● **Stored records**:

──────────

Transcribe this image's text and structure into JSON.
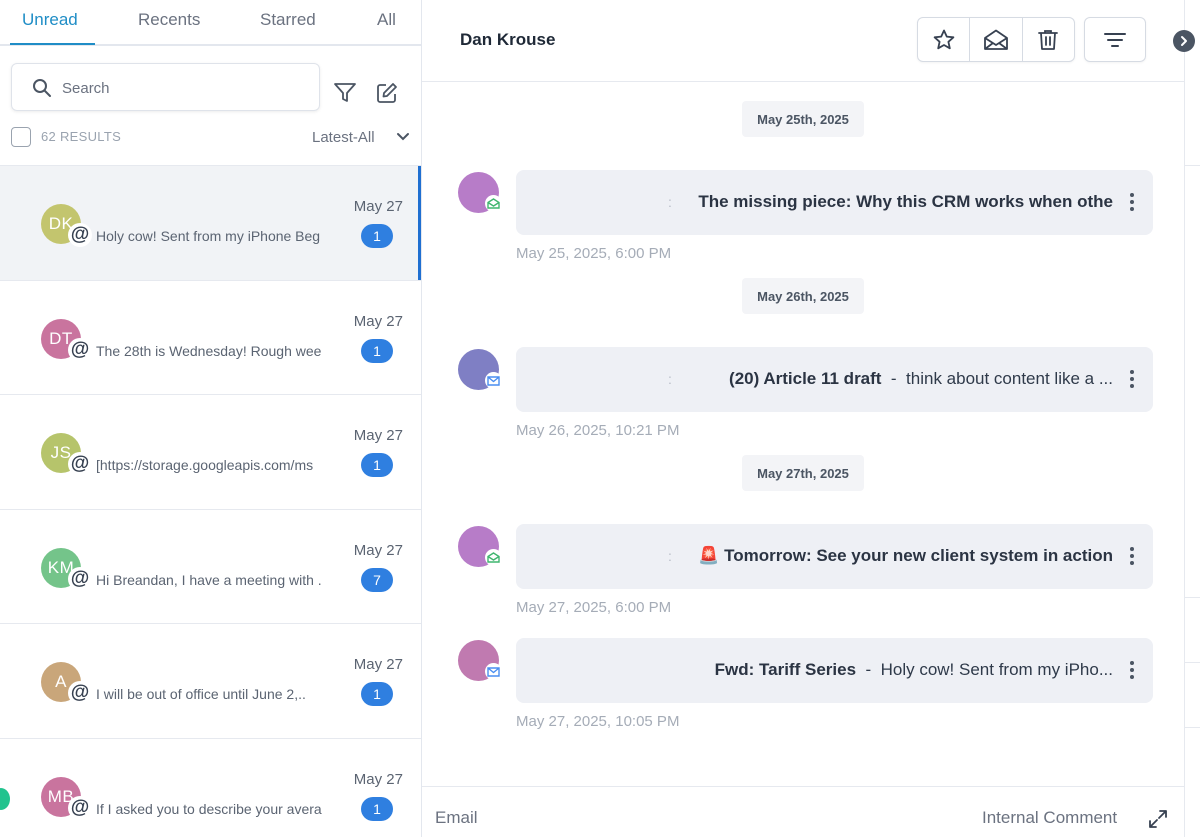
{
  "tabs": [
    {
      "label": "Unread",
      "active": true
    },
    {
      "label": "Recents",
      "active": false
    },
    {
      "label": "Starred",
      "active": false
    },
    {
      "label": "All",
      "active": false
    }
  ],
  "search": {
    "placeholder": "Search",
    "value": ""
  },
  "list_controls": {
    "results_label": "62 RESULTS",
    "sort_label": "Latest-All"
  },
  "conversations": [
    {
      "initials": "DK",
      "avatar_color": "#c3c56e",
      "snippet": "Holy cow! Sent from my iPhone Beg",
      "date": "May 27",
      "count": "1",
      "active": true
    },
    {
      "initials": "DT",
      "avatar_color": "#c9749e",
      "snippet": "The 28th is Wednesday!  Rough wee",
      "date": "May 27",
      "count": "1",
      "active": false
    },
    {
      "initials": "JS",
      "avatar_color": "#b6c46b",
      "snippet": "[https://storage.googleapis.com/ms",
      "date": "May 27",
      "count": "1",
      "active": false
    },
    {
      "initials": "KM",
      "avatar_color": "#74c48a",
      "snippet": "Hi Breandan, I have a meeting with .",
      "date": "May 27",
      "count": "7",
      "active": false
    },
    {
      "initials": "A",
      "avatar_color": "#c9a67a",
      "snippet": "I will be out of office until June 2,..",
      "date": "May 27",
      "count": "1",
      "active": false
    },
    {
      "initials": "MB",
      "avatar_color": "#c9749e",
      "snippet": "If I asked you to describe your avera",
      "date": "May 27",
      "count": "1",
      "active": false
    }
  ],
  "header": {
    "contact_name": "Dan Krouse"
  },
  "date_separators": [
    "May 25th, 2025",
    "May 26th, 2025",
    "May 27th, 2025"
  ],
  "messages": [
    {
      "avatar_color": "#b77cc8",
      "channel": "email-opened",
      "channel_color": "#3fb56f",
      "subject": "The missing piece: Why this CRM works when othe",
      "preview": "",
      "timestamp": "May 25, 2025, 6:00 PM"
    },
    {
      "avatar_color": "#7f7fc4",
      "channel": "email",
      "channel_color": "#4a8ef0",
      "subject": "(20)  Article 11 draft",
      "preview": "think about content like a ...",
      "timestamp": "May 26, 2025, 10:21 PM"
    },
    {
      "avatar_color": "#b77cc8",
      "channel": "email-opened",
      "channel_color": "#3fb56f",
      "subject": "Tomorrow: See your new client system in action",
      "preview": "",
      "emoji": "🚨",
      "timestamp": "May 27, 2025, 6:00 PM"
    },
    {
      "avatar_color": "#c07ab0",
      "channel": "email",
      "channel_color": "#4a8ef0",
      "subject": "Fwd: Tariff Series",
      "preview": "Holy cow! Sent from my iPho...",
      "timestamp": "May 27, 2025, 10:05 PM"
    }
  ],
  "composer": {
    "email_tab": "Email",
    "internal_tab": "Internal Comment"
  },
  "colors": {
    "accent": "#1f8dc6",
    "badge": "#2f7fe0",
    "active_bar": "#1f6fd1"
  }
}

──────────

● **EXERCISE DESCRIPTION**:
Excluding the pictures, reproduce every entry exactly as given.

● **ANSWER TO THIS EXERCISE**:
Transcribe this image's text and structure into JSON.
{
  "tabs": [
    {
      "label": "Unread",
      "active": true
    },
    {
      "label": "Recents",
      "active": false
    },
    {
      "label": "Starred",
      "active": false
    },
    {
      "label": "All",
      "active": false
    }
  ],
  "search": {
    "placeholder": "Search",
    "value": ""
  },
  "list_controls": {
    "results_label": "62 RESULTS",
    "sort_label": "Latest-All"
  },
  "conversations": [
    {
      "initials": "DK",
      "avatar_color": "#c3c56e",
      "snippet": "Holy cow! Sent from my iPhone Beg",
      "date": "May 27",
      "count": "1",
      "active": true
    },
    {
      "initials": "DT",
      "avatar_color": "#c9749e",
      "snippet": "The 28th is Wednesday!  Rough wee",
      "date": "May 27",
      "count": "1",
      "active": false
    },
    {
      "initials": "JS",
      "avatar_color": "#b6c46b",
      "snippet": "[https://storage.googleapis.com/ms",
      "date": "May 27",
      "count": "1",
      "active": false
    },
    {
      "initials": "KM",
      "avatar_color": "#74c48a",
      "snippet": "Hi Breandan, I have a meeting with .",
      "date": "May 27",
      "count": "7",
      "active": false
    },
    {
      "initials": "A",
      "avatar_color": "#c9a67a",
      "snippet": "I will be out of office until June 2,..",
      "date": "May 27",
      "count": "1",
      "active": false
    },
    {
      "initials": "MB",
      "avatar_color": "#c9749e",
      "snippet": "If I asked you to describe your avera",
      "date": "May 27",
      "count": "1",
      "active": false
    }
  ],
  "header": {
    "contact_name": "Dan Krouse"
  },
  "date_separators": [
    "May 25th, 2025",
    "May 26th, 2025",
    "May 27th, 2025"
  ],
  "messages": [
    {
      "avatar_color": "#b77cc8",
      "channel": "email-opened",
      "channel_color": "#3fb56f",
      "subject": "The missing piece: Why this CRM works when othe",
      "preview": "",
      "timestamp": "May 25, 2025, 6:00 PM"
    },
    {
      "avatar_color": "#7f7fc4",
      "channel": "email",
      "channel_color": "#4a8ef0",
      "subject": "(20)  Article 11 draft",
      "preview": "think about content like a ...",
      "timestamp": "May 26, 2025, 10:21 PM"
    },
    {
      "avatar_color": "#b77cc8",
      "channel": "email-opened",
      "channel_color": "#3fb56f",
      "subject": "Tomorrow: See your new client system in action",
      "preview": "",
      "emoji": "🚨",
      "timestamp": "May 27, 2025, 6:00 PM"
    },
    {
      "avatar_color": "#c07ab0",
      "channel": "email",
      "channel_color": "#4a8ef0",
      "subject": "Fwd: Tariff Series",
      "preview": "Holy cow! Sent from my iPho...",
      "timestamp": "May 27, 2025, 10:05 PM"
    }
  ],
  "composer": {
    "email_tab": "Email",
    "internal_tab": "Internal Comment"
  },
  "colors": {
    "accent": "#1f8dc6",
    "badge": "#2f7fe0",
    "active_bar": "#1f6fd1"
  }
}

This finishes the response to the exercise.